Rushing around in the days leading to Christmas, I heard my daughter lament her failure to send Christmas cards out to her friends with perhaps a picture of the baby wearing a Christmasy outfit. A nursing mom working full time at a job which requires she be away from the office quite a bit, she is scurrying from place to place; meeting to meeting, back and forth from the house to wherever she is needed. Just keeping up with the baby is job enough, but to be on the move constantly day after day is a challenge of proportion since she relys on half time paid help and whatever time I can contribute.
“I blew that, I am a horrible mother,” she said.
It struck me that she felt so defeated, and yet I could completely understand what she meant. The more I thought about it the more I could relate to her feelings, in rememberance of my own shortcomings when I first juggled a new baby and job.
I kept thinking about this and wondered how many mothers have muttered these words at one time or another?
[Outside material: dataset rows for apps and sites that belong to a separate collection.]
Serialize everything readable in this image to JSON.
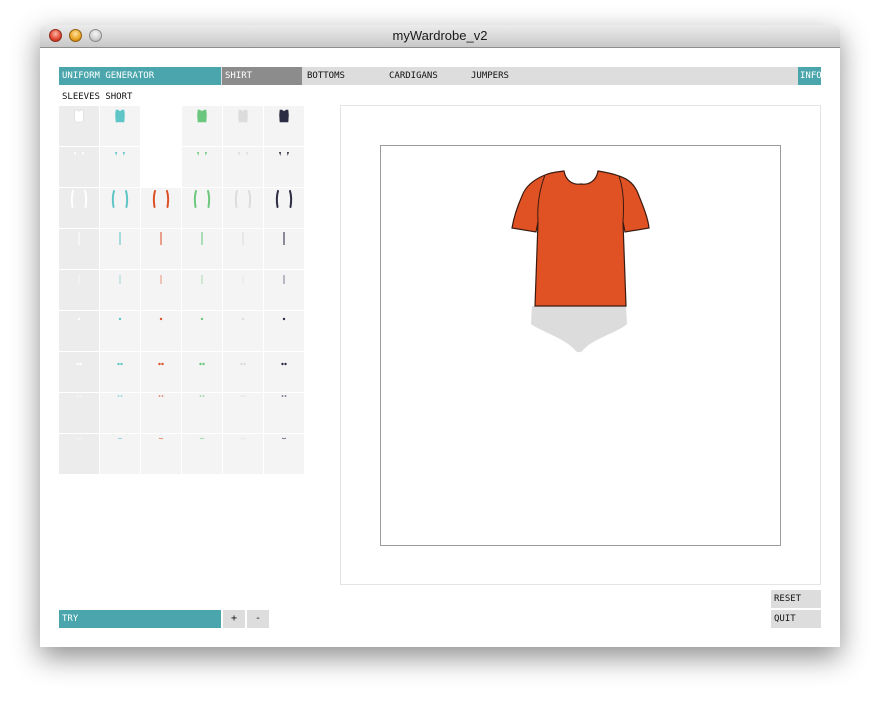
{
  "window": {
    "title": "myWardrobe_v2"
  },
  "tabs": {
    "uniform": "UNIFORM GENERATOR",
    "shirt": "SHIRT",
    "bottoms": "BOTTOMS",
    "cardigans": "CARDIGANS",
    "jumpers": "JUMPERS",
    "info": "INFO"
  },
  "sleeves_label": "SLEEVES SHORT",
  "colors": {
    "accent_teal": "#4aa6ac",
    "active_tab": "#8c8c8c",
    "shirt_orange": "#e05224",
    "briefs_grey": "#dcdcdc",
    "swatches": [
      "#ffffff",
      "#5fc5c7",
      "#dd5028",
      "#6cc77e",
      "#dcdcdc",
      "#2c2c44"
    ]
  },
  "palette_rows": [
    "body",
    "collar",
    "sleeves",
    "seam",
    "hem",
    "button",
    "buttons-pair",
    "dots-pair",
    "stitch"
  ],
  "preview": {
    "garment": "short-sleeve-shirt",
    "underlayer": "briefs"
  },
  "bottom": {
    "try_label": "TRY",
    "plus_label": "+",
    "minus_label": "-",
    "reset_label": "RESET",
    "quit_label": "QUIT"
  }
}
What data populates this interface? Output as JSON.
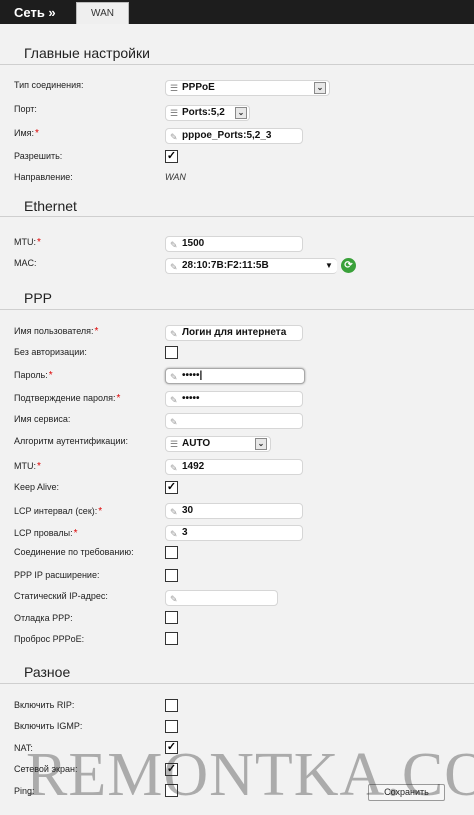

As I prepared for Midnight Mass and made my rounds to all the little candles I will light afterward to keep vigil with the new baby in the manger, I stopped to look at the figurine of Mary. I wonder if she ever said, I’m a horrible mother?
And when she said yes to the Lord and consented to carry a child out of wedlock, did she think she would be a horrible mother?
When she rode to Bethlehem, heavy with child, did she worry that she was a bad mother?
When she labored to deliver the babe among the beasts, did she rebuke herself for her choices?
When she lost her child among the crowds at the temple, did she blame herself for losing track of him? Did she question her ability to raise her child in the manner expected among her peers?
Did Mary care what others thought of her? Did she care about defining her “motherhood”? For herself? For others? By others?
Mary lived by faith and faith alone. She was obedient and trusting of God. And she was busy. She was too busy to worry about what others thought about her. She was too busy raising a child to worry about the lesser aspects of her extraordinary life. She was busy absorbing the short time she had to share with her child.
She was present to Him always, and by that virtue alone she was a superb mother.
After all, that’s really all our kids want from us; that we be there for them….everything else is unnecessary fluff.